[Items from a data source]
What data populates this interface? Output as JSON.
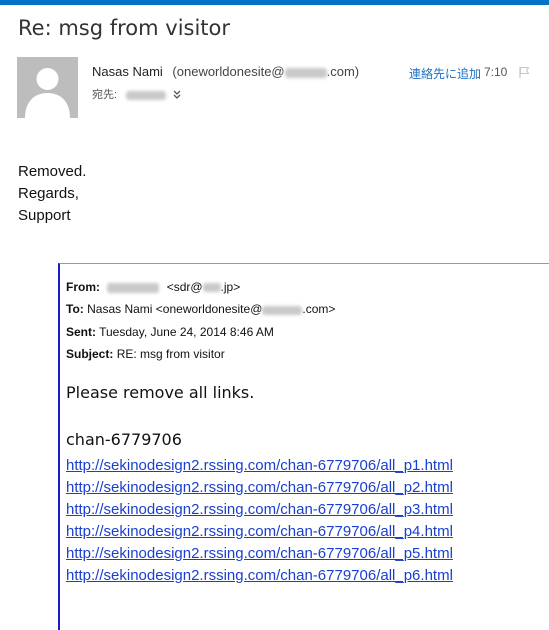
{
  "email": {
    "subject": "Re: msg from visitor",
    "sender_name": "Nasas Nami",
    "sender_email_prefix": "(oneworldonesite@",
    "sender_email_suffix": ".com)",
    "add_contact_label": "連絡先に追加",
    "time": "7:10",
    "recipient_label": "宛先:",
    "body_lines": [
      "Removed.",
      "Regards,",
      "Support"
    ]
  },
  "quoted": {
    "from_label": "From:",
    "from_value_prefix": "<sdr@",
    "from_value_suffix": ".jp>",
    "to_label": "To:",
    "to_value_prefix": "Nasas Nami <oneworldonesite@",
    "to_value_suffix": ".com>",
    "sent_label": "Sent:",
    "sent_value": "Tuesday, June 24, 2014 8:46 AM",
    "subject_label": "Subject:",
    "subject_value": "RE: msg from visitor",
    "body": "Please remove all links.",
    "channel": "chan-6779706",
    "links": [
      "http://sekinodesign2.rssing.com/chan-6779706/all_p1.html",
      "http://sekinodesign2.rssing.com/chan-6779706/all_p2.html",
      "http://sekinodesign2.rssing.com/chan-6779706/all_p3.html",
      "http://sekinodesign2.rssing.com/chan-6779706/all_p4.html",
      "http://sekinodesign2.rssing.com/chan-6779706/all_p5.html",
      "http://sekinodesign2.rssing.com/chan-6779706/all_p6.html"
    ]
  },
  "colors": {
    "accent": "#0072c6",
    "link": "#1a3fd0",
    "quote_border": "#1a1ac8"
  },
  "icons": {
    "avatar": "person-silhouette-icon",
    "flag": "flag-icon",
    "expand": "double-chevron-down-icon"
  }
}
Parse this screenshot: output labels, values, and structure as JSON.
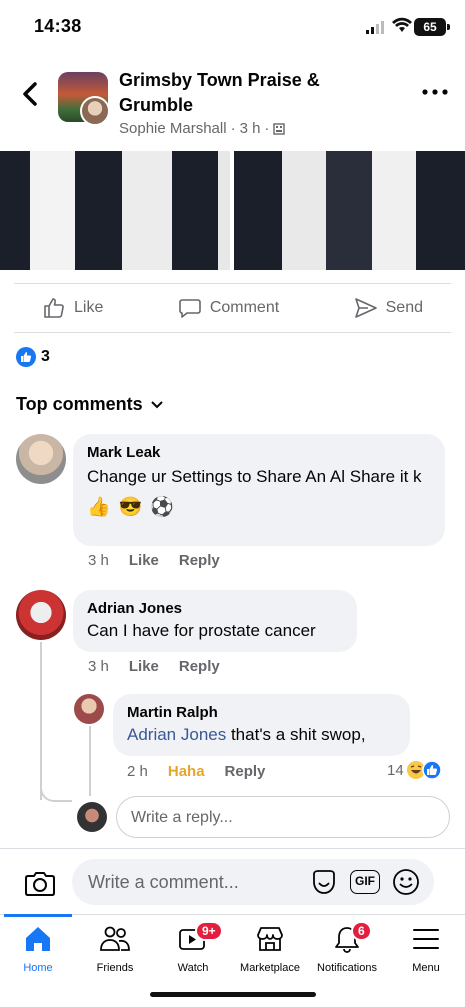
{
  "status": {
    "time": "14:38",
    "battery": "65"
  },
  "header": {
    "group_name": "Grimsby Town Praise & Grumble",
    "author": "Sophie Marshall",
    "time": "3 h",
    "separator": "·"
  },
  "actions": {
    "like": "Like",
    "comment": "Comment",
    "send": "Send"
  },
  "reactions": {
    "count": "3"
  },
  "top_comments_label": "Top comments",
  "comments": [
    {
      "name": "Mark Leak",
      "text": "Change ur Settings to Share An Al Share it k",
      "emoji": [
        "👍",
        "😎",
        "⚽"
      ],
      "time": "3 h",
      "like": "Like",
      "reply": "Reply"
    },
    {
      "name": "Adrian Jones",
      "text": "Can I have for prostate cancer",
      "time": "3 h",
      "like": "Like",
      "reply": "Reply"
    }
  ],
  "reply": {
    "name": "Martin Ralph",
    "mention": "Adrian Jones",
    "text": " that's a shit swop,",
    "time": "2 h",
    "reaction_label": "Haha",
    "reply": "Reply",
    "reaction_count": "14"
  },
  "reply_box_placeholder": "Write a reply...",
  "composer_placeholder": "Write a comment...",
  "composer_gif": "GIF",
  "tabs": [
    {
      "label": "Home"
    },
    {
      "label": "Friends"
    },
    {
      "label": "Watch",
      "badge": "9+"
    },
    {
      "label": "Marketplace"
    },
    {
      "label": "Notifications",
      "badge": "6"
    },
    {
      "label": "Menu"
    }
  ],
  "colors": {
    "accent": "#1877f2",
    "badge": "#e41e3f",
    "haha": "#e5a62a",
    "mention": "#385898"
  }
}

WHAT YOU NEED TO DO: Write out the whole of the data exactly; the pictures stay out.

EXERCISE RESULT:
What data populates this interface? Output as JSON.
{
  "email": {
    "subject": "Re: msg from visitor",
    "sender_name": "Nasas Nami",
    "sender_email_prefix": "(oneworldonesite@",
    "sender_email_suffix": ".com)",
    "add_contact_label": "連絡先に追加",
    "time": "7:10",
    "recipient_label": "宛先:",
    "body_lines": [
      "Removed.",
      "Regards,",
      "Support"
    ]
  },
  "quoted": {
    "from_label": "From:",
    "from_value_prefix": "<sdr@",
    "from_value_suffix": ".jp>",
    "to_label": "To:",
    "to_value_prefix": "Nasas Nami <oneworldonesite@",
    "to_value_suffix": ".com>",
    "sent_label": "Sent:",
    "sent_value": "Tuesday, June 24, 2014 8:46 AM",
    "subject_label": "Subject:",
    "subject_value": "RE: msg from visitor",
    "body": "Please remove all links.",
    "channel": "chan-6779706",
    "links": [
      "http://sekinodesign2.rssing.com/chan-6779706/all_p1.html",
      "http://sekinodesign2.rssing.com/chan-6779706/all_p2.html",
      "http://sekinodesign2.rssing.com/chan-6779706/all_p3.html",
      "http://sekinodesign2.rssing.com/chan-6779706/all_p4.html",
      "http://sekinodesign2.rssing.com/chan-6779706/all_p5.html",
      "http://sekinodesign2.rssing.com/chan-6779706/all_p6.html"
    ]
  },
  "colors": {
    "accent": "#0072c6",
    "link": "#1a3fd0",
    "quote_border": "#1a1ac8"
  },
  "icons": {
    "avatar": "person-silhouette-icon",
    "flag": "flag-icon",
    "expand": "double-chevron-down-icon"
  }
}
Parse this screenshot: output labels, values, and structure as JSON.
{
  "status": {
    "time": "14:38",
    "battery": "65"
  },
  "header": {
    "group_name": "Grimsby Town Praise & Grumble",
    "author": "Sophie Marshall",
    "time": "3 h",
    "separator": "·"
  },
  "actions": {
    "like": "Like",
    "comment": "Comment",
    "send": "Send"
  },
  "reactions": {
    "count": "3"
  },
  "top_comments_label": "Top comments",
  "comments": [
    {
      "name": "Mark Leak",
      "text": "Change ur Settings to Share An Al Share it k",
      "emoji": [
        "👍",
        "😎",
        "⚽"
      ],
      "time": "3 h",
      "like": "Like",
      "reply": "Reply"
    },
    {
      "name": "Adrian Jones",
      "text": "Can I have for prostate cancer",
      "time": "3 h",
      "like": "Like",
      "reply": "Reply"
    }
  ],
  "reply": {
    "name": "Martin Ralph",
    "mention": "Adrian Jones",
    "text": " that's a shit swop,",
    "time": "2 h",
    "reaction_label": "Haha",
    "reply": "Reply",
    "reaction_count": "14"
  },
  "reply_box_placeholder": "Write a reply...",
  "composer_placeholder": "Write a comment...",
  "composer_gif": "GIF",
  "tabs": [
    {
      "label": "Home"
    },
    {
      "label": "Friends"
    },
    {
      "label": "Watch",
      "badge": "9+"
    },
    {
      "label": "Marketplace"
    },
    {
      "label": "Notifications",
      "badge": "6"
    },
    {
      "label": "Menu"
    }
  ],
  "colors": {
    "accent": "#1877f2",
    "badge": "#e41e3f",
    "haha": "#e5a62a",
    "mention": "#385898"
  }
}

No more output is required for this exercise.